We have seen that much attention was paid to ensuring accuracy during the design stage, and quality assurance was certainly an important activity during production runs. Dinky often lauded the accuracy and finish of their models in their advertising, so this was clearly important to them. Care was taken to add detail to the diecast components of the model.
The bulk of the cost of any given model was incurred during the design and preparation for production. As we have seen, in the early 1970s this might cost somewhere in the range £10,000-15,000. Recouping these costs from a toy that typically would have retailed for less than a pound at that time (and out of which must be deducted production costs and the retailer’s profit margin) shows that a high volume of sales would have been required before a profit could be made.
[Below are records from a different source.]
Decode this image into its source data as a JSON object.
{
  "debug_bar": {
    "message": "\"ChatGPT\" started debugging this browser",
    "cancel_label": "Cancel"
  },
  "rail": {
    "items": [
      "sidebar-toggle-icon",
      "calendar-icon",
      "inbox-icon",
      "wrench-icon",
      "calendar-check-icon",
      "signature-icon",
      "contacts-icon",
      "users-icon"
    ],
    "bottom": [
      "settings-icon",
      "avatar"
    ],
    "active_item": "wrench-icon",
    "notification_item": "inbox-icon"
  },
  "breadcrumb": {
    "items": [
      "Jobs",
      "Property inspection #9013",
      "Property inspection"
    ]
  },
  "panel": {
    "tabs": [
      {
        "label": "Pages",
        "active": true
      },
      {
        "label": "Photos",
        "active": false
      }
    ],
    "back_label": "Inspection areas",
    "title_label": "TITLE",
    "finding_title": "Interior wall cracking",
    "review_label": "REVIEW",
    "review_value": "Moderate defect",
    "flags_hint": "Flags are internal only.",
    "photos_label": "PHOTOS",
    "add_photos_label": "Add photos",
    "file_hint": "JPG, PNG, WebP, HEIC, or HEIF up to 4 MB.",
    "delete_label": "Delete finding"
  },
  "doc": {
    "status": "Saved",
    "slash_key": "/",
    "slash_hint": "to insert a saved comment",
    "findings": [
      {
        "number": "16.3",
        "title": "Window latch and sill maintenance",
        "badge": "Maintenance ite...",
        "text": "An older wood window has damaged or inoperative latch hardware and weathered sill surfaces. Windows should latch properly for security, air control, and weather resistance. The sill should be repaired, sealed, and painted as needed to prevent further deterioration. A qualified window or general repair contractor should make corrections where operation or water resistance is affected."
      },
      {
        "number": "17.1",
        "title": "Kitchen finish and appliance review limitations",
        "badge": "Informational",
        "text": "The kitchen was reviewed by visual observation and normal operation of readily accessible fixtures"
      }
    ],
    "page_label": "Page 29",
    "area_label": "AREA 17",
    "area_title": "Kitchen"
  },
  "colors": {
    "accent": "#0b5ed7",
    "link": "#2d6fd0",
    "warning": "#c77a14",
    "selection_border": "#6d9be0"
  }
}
As a result of these cost pressures, Dinky were very strict in their efforts to avoid complexity. Every extra component would add cost to the design, manufacture and assembly of the models. Consider the Humber. It had only one diecast component. No attempt was made to detail the interior of the cab, or the underside of the vehicle. Features were kept to a minimum: the wheels turned, but the doors, bonnet and roof hatches did not open. The plate metal rear cover to the body which represented the canvass tilt was unadorned – no attempt was made to simulate the fabric or fastenings. The wheels and tyres were standardised components across the whole Dinky range.
In closing, it is worth mentioning again the driver and the glazing. The 1950s range of Dinky army vehicles were classics in green. But they were of their time, and the toy world was intensely competitive. By the 1960s, Corgi had appeared on the scene, and were offering more sophisticated toys (for a comparison, see see my story on the Centurion tank), with jewelled headlights, windows, suspension, opening doors and other exciting features. Dinky responded by retrofitting drivers and glazing where possible, but nevertheless the Dinky back-catalogue looked old-fashioned and crude in comparison. As a result, by the mid-1960s most of the military range including our Humber truck were discontinued. Robustness and accuracy were no longer enough.
Dinky produced a good selection of small military transports, including 153a Jeep, 674 Austin Champ and 800 Renault Sinpar 4×4.